Ute Krautkremer – Rise and Fall Imitating nature through reproduction and doubly deceiving the eye?

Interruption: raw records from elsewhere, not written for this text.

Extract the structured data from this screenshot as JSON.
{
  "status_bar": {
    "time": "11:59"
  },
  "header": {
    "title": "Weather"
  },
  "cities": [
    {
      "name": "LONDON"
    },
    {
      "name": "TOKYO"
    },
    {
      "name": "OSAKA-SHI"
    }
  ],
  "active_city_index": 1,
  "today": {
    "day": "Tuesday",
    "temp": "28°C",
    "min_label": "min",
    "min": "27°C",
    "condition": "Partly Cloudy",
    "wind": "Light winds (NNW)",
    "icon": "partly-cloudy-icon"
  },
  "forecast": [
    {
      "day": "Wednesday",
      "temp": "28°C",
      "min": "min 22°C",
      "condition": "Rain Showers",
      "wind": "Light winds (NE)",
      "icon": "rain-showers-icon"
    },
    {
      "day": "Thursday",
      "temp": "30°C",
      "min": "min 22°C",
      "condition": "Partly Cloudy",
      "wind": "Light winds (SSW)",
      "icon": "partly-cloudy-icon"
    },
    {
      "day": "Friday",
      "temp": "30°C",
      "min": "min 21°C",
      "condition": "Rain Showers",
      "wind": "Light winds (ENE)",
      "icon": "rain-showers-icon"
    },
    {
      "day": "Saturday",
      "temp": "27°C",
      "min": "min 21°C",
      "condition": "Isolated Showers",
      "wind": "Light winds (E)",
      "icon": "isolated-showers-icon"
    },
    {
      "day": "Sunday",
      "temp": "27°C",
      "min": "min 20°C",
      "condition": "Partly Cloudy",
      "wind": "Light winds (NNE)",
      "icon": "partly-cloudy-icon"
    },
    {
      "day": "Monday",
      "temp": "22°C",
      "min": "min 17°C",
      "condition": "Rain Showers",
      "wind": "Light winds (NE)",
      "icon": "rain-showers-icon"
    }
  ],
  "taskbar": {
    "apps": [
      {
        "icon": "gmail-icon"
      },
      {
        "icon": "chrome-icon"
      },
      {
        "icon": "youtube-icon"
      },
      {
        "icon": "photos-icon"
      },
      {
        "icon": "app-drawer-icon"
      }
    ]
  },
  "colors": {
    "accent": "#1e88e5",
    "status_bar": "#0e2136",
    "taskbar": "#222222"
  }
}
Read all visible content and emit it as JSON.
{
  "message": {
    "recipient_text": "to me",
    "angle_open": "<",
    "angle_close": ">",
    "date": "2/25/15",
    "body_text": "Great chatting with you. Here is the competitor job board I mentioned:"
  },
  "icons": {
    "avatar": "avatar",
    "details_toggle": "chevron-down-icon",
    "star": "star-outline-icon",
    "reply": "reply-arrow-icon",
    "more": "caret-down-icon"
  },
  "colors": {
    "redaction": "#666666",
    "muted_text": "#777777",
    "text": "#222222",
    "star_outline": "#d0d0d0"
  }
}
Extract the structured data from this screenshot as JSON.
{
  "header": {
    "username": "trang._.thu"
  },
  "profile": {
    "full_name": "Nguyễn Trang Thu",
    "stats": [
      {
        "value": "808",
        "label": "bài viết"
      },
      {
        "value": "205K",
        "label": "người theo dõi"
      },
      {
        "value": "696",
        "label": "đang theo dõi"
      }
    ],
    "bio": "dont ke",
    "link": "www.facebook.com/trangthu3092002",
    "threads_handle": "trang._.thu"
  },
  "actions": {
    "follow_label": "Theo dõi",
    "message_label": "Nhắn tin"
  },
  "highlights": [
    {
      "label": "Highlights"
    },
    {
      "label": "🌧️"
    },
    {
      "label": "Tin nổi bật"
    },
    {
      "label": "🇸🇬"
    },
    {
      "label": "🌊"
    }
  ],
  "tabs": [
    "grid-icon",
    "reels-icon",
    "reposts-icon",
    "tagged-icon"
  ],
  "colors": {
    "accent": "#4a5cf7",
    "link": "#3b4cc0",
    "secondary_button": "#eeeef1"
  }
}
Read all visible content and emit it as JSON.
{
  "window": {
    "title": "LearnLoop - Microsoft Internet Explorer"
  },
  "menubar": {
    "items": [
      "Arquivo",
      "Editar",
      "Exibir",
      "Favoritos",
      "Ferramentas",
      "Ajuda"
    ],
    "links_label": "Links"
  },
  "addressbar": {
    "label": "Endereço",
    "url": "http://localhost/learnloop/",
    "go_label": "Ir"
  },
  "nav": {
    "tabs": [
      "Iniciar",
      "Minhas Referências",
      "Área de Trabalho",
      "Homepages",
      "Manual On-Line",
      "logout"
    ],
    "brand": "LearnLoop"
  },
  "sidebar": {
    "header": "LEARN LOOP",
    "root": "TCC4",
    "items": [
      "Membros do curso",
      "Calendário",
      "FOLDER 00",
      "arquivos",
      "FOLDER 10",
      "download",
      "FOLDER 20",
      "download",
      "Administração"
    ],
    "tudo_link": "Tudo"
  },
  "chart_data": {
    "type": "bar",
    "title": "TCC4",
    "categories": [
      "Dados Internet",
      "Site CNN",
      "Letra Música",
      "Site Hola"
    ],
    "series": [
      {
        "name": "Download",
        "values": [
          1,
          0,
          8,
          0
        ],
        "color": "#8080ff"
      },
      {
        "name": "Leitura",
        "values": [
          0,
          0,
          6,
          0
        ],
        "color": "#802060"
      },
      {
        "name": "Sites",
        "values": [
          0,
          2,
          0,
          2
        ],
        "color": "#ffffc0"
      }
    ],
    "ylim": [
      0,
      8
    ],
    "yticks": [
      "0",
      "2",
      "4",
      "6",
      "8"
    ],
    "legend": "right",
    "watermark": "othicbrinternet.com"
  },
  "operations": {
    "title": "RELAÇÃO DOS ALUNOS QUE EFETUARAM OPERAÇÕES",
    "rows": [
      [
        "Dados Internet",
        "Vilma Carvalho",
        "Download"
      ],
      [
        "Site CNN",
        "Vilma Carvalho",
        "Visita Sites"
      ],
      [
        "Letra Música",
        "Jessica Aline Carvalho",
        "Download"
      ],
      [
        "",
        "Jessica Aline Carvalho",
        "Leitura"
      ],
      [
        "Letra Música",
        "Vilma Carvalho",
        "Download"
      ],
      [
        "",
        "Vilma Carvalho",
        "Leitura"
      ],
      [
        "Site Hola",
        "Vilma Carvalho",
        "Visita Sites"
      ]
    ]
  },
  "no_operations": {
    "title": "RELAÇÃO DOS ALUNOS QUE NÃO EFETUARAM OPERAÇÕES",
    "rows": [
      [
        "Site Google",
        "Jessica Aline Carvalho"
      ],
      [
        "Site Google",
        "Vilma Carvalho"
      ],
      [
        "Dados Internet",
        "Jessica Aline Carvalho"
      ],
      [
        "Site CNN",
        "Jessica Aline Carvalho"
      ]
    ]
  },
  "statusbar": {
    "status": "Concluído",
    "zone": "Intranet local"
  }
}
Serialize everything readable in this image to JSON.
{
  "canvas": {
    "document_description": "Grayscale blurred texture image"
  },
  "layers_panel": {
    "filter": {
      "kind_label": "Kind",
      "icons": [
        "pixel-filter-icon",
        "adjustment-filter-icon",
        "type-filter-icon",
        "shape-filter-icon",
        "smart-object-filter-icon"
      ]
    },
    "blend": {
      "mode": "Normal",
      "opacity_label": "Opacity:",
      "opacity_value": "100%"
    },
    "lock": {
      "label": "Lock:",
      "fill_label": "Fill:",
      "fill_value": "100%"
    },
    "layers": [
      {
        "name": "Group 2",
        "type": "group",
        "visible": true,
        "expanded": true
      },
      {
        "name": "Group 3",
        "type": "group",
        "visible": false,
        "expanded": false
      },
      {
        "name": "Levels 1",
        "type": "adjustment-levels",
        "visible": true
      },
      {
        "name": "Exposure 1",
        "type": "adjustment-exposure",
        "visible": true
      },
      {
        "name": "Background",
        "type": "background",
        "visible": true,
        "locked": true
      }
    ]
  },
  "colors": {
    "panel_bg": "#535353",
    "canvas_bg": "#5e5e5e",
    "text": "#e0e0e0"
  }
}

It’s possible, if the outside becomes the inside. A wedge of bark can look like paper, especially if it’s very thin. Nature is continuously renewing itself. To grow, blossom and decay is the inherent cycle of all things that live and eventually die. Trees drop their leaves in the autumn and lose branches during a heavy storm. The bark, just like human skin which protects the whole entity, can flake. Ute Krautkremer (1958, Koblenz/Ehrenbreitstein, Germany) is fascinated by what the forest bestows. She makes paper impressions of trunks and branches. Trophies The impressions develop lives of their own. If you were to make a copy of something like a branch, then you’d first make a mould. Pour in the desired material, let it set, remove the mould and there you’ll have a clone, made of bronze for example. But for Krautkremer, the inversion of the exterior, including all its dips and rises, is the thing. By using papers as a kind of mask, the copy retains almost the full volume of the original. And then confusion takes hold of the viewer. You see natural shapes like sections of tree, but there’s something peculiar… The Baumtrophäen (2015) look like those pieces of bark and branches that are strewn all over the forest – every forest nowadays, since natural forestry is increasing and fallen trees and such are being left on the forest floor. The idea that it’s about trophies is not so far off: every child has taken something home from a walk in the woods (whether dragged there by parents or not). In Krautkremer’s work it is the impressions-made-tangible that live on, rather than the objects themselves. Mamas Nussbaum (2015) also fits in this category, a graceful hanging mobile of imprints/amputations of parts that once made up a walnut tree. The trunk floats on its side – again a reality that is askew, though a felled tree does sometimes still sprout again, reaching vertically towards the sky. Of a slightly different nature are the works from the series Spurensicherung, such as Baum 1-3 (2013). Here there’s a contrast between the imprint of part of a tree and the hard, geometric and bright white industrial form. It’s like a fossil under conservation – organisms themselves can petrify, but so can their counter-shapes, where the organism itself disappears. Preserving life without saving the original. This is, in essence, what Ute Krautremer is showing us. Her eye for nature makes a lasting impression.

Text, written about her work for the Rijswijk Paper Biennial in 2018 by Frank van der Ploeg